The organization doesn't always have to be the first to contribute content to the community. It must allow room for the community to contribute, and often before the organization does itself. Sometimes even the organization posts the questions for the community to answer.

6. Highlight Influential Members

Recognize your VIPs, those that contribute the most value to the community. You want to make it easier for them to contribute and be found by other community members.

7. Reward with Pixels

Offering promotions to join a community doesn't typically work -- people will pick up their reward and often move on. You need to reward participation with things like badges -- people who engage want to feel valued and appreciated, to feel like their opinion matters.

8. Establish & Enforce Guidelines

To ensure a sense a culture, you need to publish community guidelines and and publicly correct members. This does help get rid of trolls and bullies, but is not meant to get rid of constructive negative feedback to the organization. As the community develops it often become self-policing as well.

9. Membership Has its Privileges

Communities must offer something to members that they can't get anywhere else. There must be extra benefits that will encourage a sense of belonging. This in turn encourages a sense of commitment to the community and further drives participation.

Start with Basics and Go From There

There is a lot of advice on how to start and grow a community. But you can't do it all at once. Telligent recommends that you start with the basics. Also, you don't have to go big out of the gate. Know what you are ultimately trying to achieve and then start small to build your way there.

Make sure you are measuring the performance of your community and constantly evolving to make it a better place for your members.

And make sure you are engaging and staying visible. Successful communities are not to left to their own devices once they are set up.

ROI and Your Community

There are a lot of questions around how to determine ROI for your community. As Cecilia points out, the community is an enabler of ROI, it doesn't have its own ROI. If your community is based on clearly identified business objectives, then it should be easy to tie it back to ROI.

The challenge is to know what those business objectives are. It's also not completely about getting direct benefits, which makes it harder to quantify value. Telligent has identified three steps to getting to ROI:

  1. Plan and design the community so that it links to corporate objectives and is designed to meet business goals.
  2. Build the community by driving adoption and encouraging participation.
  3. Manage the community and measure your progress against your identified business goals, then calculate ROI.

It's important to understand that you can't expect a return when you launch a community. You start to see returns when the community is established and you have achieved the level of engagement that you want. As a result, the ongoing management of the community is critical and the community manager is key to that.

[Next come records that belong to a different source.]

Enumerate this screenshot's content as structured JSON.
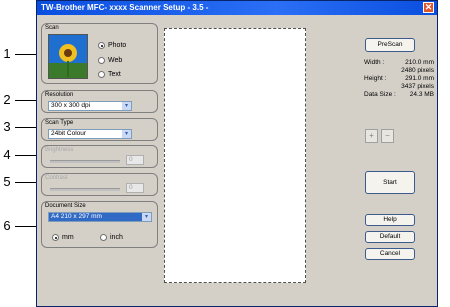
{
  "window": {
    "title": "TW-Brother MFC- xxxx    Scanner Setup - 3.5 -",
    "close_symbol": "✕"
  },
  "callouts": [
    "1",
    "2",
    "3",
    "4",
    "5",
    "6"
  ],
  "scan": {
    "label": "Scan",
    "options": [
      "Photo",
      "Web",
      "Text"
    ],
    "selected": "Photo"
  },
  "resolution": {
    "label": "Resolution",
    "value": "300 x 300 dpi"
  },
  "scan_type": {
    "label": "Scan Type",
    "value": "24bit Colour"
  },
  "brightness": {
    "label": "Brightness",
    "value": "0"
  },
  "contrast": {
    "label": "Contrast",
    "value": "0"
  },
  "document_size": {
    "label": "Document Size",
    "value": "A4 210 x 297 mm",
    "units": [
      "mm",
      "inch"
    ],
    "selected_unit": "mm"
  },
  "buttons": {
    "prescan": "PreScan",
    "start": "Start",
    "help": "Help",
    "default": "Default",
    "cancel": "Cancel"
  },
  "info": {
    "width_label": "Width :",
    "width_mm": "210.0 mm",
    "width_px": "2480 pixels",
    "height_label": "Height :",
    "height_mm": "291.0 mm",
    "height_px": "3437 pixels",
    "size_label": "Data Size :",
    "size_value": "24.3 MB"
  },
  "arrow_glyph": "▾",
  "zoom_in_glyph": "+",
  "zoom_out_glyph": "−"
}
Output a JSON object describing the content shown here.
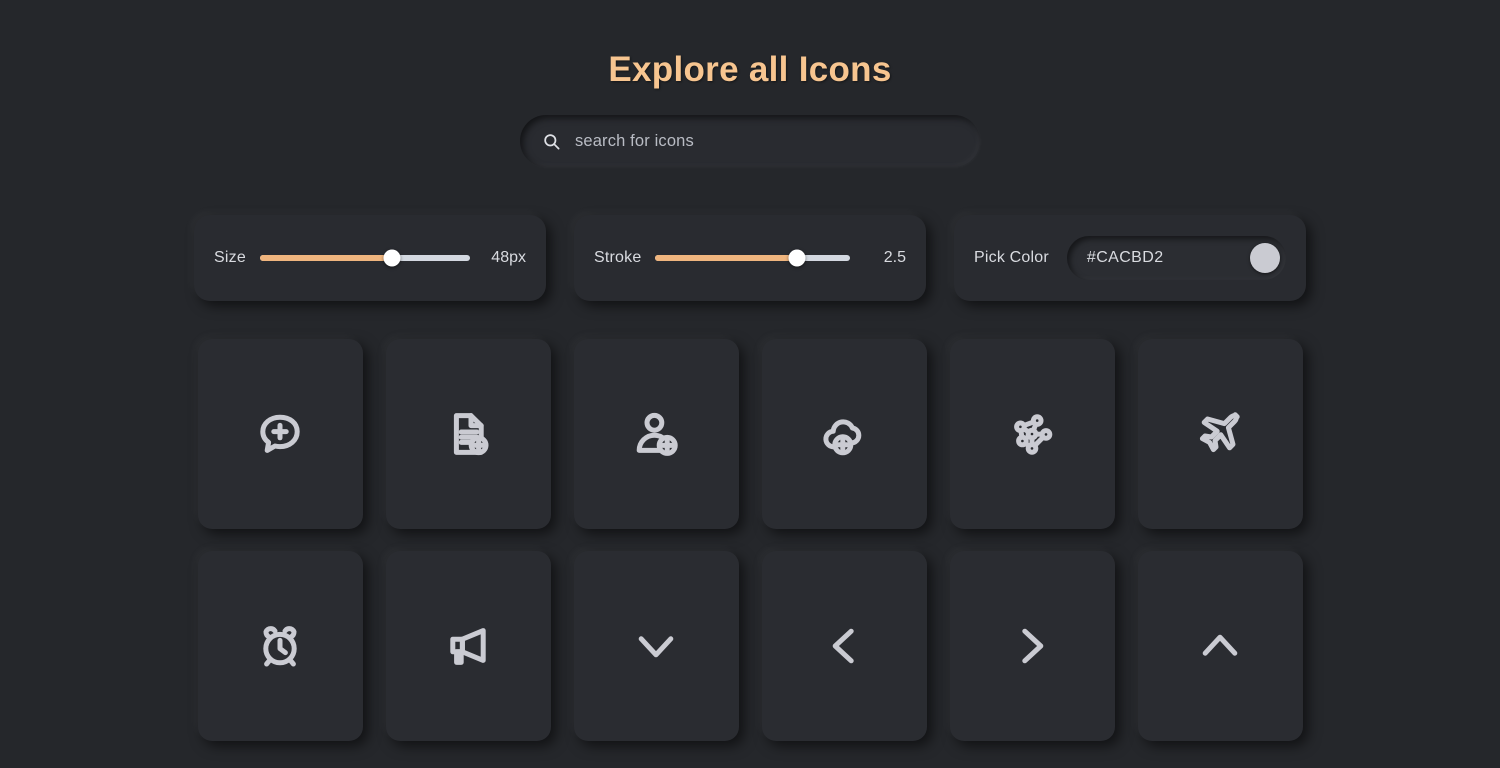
{
  "header": {
    "title": "Explore all Icons"
  },
  "search": {
    "icon": "search-icon",
    "placeholder": "search for icons",
    "value": ""
  },
  "controls": {
    "size": {
      "label": "Size",
      "value_text": "48px",
      "value": 48,
      "min": 16,
      "max": 64,
      "percent": 63
    },
    "stroke": {
      "label": "Stroke",
      "value_text": "2.5",
      "value": 2.5,
      "min": 0.5,
      "max": 3.2,
      "percent": 73
    },
    "color": {
      "label": "Pick Color",
      "value": "#CACBD2",
      "swatch": "#CACBD2"
    }
  },
  "palette": {
    "background": "#25272B",
    "panel": "#292B30",
    "card": "#2A2C31",
    "accent": "#F7C590",
    "slider_fill": "#EFB57E",
    "slider_track": "#D3D8E0",
    "icon_stroke": "#CACBD2",
    "text": "#D6D8DD"
  },
  "icons": [
    {
      "name": "comment-add-icon",
      "label": "comment add"
    },
    {
      "name": "file-add-icon",
      "label": "file add"
    },
    {
      "name": "user-add-icon",
      "label": "user add"
    },
    {
      "name": "cloud-add-icon",
      "label": "cloud add"
    },
    {
      "name": "network-nodes-icon",
      "label": "network nodes"
    },
    {
      "name": "airplane-icon",
      "label": "airplane"
    },
    {
      "name": "alarm-clock-icon",
      "label": "alarm clock"
    },
    {
      "name": "megaphone-icon",
      "label": "megaphone"
    },
    {
      "name": "chevron-down-icon",
      "label": "chevron down"
    },
    {
      "name": "chevron-left-icon",
      "label": "chevron left"
    },
    {
      "name": "chevron-right-icon",
      "label": "chevron right"
    },
    {
      "name": "chevron-up-icon",
      "label": "chevron up"
    }
  ]
}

Planning the Second Visit

One of things Telligent talks about is "the second visit". Getting a person is come once is the easy part. Ensuring they come a second time is much harder and that's where you have to focus.

There's a lot more that Telligent offers in advice and guidance on building and maintaining a world class community. You can read more in their whitepaper: Strategies for Building World Class Communities.

We also did a tweetjam last month of the topic of communities. I encourage you to read the highlights and the archived discussion that came from a number of experts on the subject.